Midwife or Doctor?
Many pregnant women ask this question and the answer is not an easy one.
Let’s face it, we have all heard the ‘horror story’ labor and delivery tales. They are very frightening to the first time mom-to-be. It is a wonder any woman who has heard one of these stories chooses to get pregnant.
As a former labor and delivery nurse I surely have played a role in someone’s birth story…I hope it was one of the nice ones.
If you are planning to have a baby or are currently pregnant you may be considering going to a midwife for your prenatal care. There are a few things you need to consider;
- Medical health: how is your general medical health and would you be considered high-risk due some underlying medical condition?
- Approach: what type of approach do you prefer…are you looking for a practitioner that is more holistic in his/her approach?
- Personal needs:you will need to know your own individual needs and find a practitioner who is respectful of them.
- Setting:what kind of setting are you hoping for your labor and delivery…would you consider a birthing center or are you more inclined to want a natural delivery with options, such as epidural anesthesia, that are only available in a hospital?
- Cost factor: what does your insurance cover … does it cover a birthing center delivery with a nurse mid-wife or a trained mid-wife home delivery.
Practitioner qualifications are sometimes confusing as well:
Obstetricians are generally board certified in obstetrics and gynecology…they are trained to deal with pregnancy, labor and delivery and any complications and emergencies that might occur. Physicians are many times waiting for a disaster to occur which is why they are quick to intervene in many cases. It is simply their focus as physicians and surgeons.
CNMs, (Certified Nurse Midwives) many times work alongside physicians…they tend to take more time with their patients; they are more apt to try measures in labor that will help to avoid use of pain medications and other interventions unless absolutely necessary. That is not to say you cannot find a physician that will do these things also.
Direct-entry midwives..they are not nurses but they are licensed and trained to deliver babies. They do home deliveries as do some CNMs.
Life is full of choices. When you are pregnant choosing the right person to take care of you during your pregnancy is extremely important…you need to feel comfortable, confident and secure in their approach and their qualifications to assist you through a healthy pregnancy and a safe delivery.
How to find a midwife
- American College of Nurse-Midwives operates a toll-free hotline (888/MIDWIFE) that lists CNMs in your area. For general information, call 202/728-9860; write to 818 Connecticut Ave. NW, Suite 900, Washington, DC 20006; or check out the group’s website at www.midwife.org.
- Maternity Center Association publishes a booklet, Journey to Parenthood($6), with information on choosing a maternity-care provider. Call 212/777-5000 or Write to 281 Park Ave. South, 5th Floor, New York, NY 10010. Visit the MCA website at www.maternity.org.
- Midwives Alliance of North America can refer you to direct-entry midwives and CNMs in your area.

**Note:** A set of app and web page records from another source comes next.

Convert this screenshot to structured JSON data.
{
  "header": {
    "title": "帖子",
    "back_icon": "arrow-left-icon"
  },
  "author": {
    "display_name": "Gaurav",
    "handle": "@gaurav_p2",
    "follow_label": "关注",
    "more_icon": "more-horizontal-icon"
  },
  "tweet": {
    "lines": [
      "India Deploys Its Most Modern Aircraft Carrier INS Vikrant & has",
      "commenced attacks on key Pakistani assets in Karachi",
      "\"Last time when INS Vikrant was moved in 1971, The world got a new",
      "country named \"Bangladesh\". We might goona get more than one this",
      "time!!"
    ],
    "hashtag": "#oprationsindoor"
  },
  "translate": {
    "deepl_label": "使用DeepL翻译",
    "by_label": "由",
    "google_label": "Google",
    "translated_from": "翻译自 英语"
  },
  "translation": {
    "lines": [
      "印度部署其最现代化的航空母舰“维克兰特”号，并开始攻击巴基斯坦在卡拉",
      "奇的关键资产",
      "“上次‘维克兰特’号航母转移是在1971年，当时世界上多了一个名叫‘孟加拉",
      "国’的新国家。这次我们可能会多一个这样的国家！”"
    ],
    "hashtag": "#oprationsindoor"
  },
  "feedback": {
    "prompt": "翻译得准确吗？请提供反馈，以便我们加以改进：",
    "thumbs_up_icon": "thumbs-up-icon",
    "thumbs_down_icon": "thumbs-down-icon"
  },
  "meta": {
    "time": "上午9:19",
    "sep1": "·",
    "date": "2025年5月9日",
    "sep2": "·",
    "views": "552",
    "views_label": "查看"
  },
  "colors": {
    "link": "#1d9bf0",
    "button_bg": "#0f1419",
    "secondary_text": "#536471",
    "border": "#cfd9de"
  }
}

Call 888/923-6262 or Visit their website atwww.mana.org.
- National Association of Childbearing Centers can provide a list of birth centers in your area, as well as information on how to select a birth center. Send a $1 donation to 3123 Gottschall Rd., Perkiomenville, PA 18074.
Should You Use a Midwife? – Parenting.com.
Doctor or midwife: Which is right for you? | BabyCenter.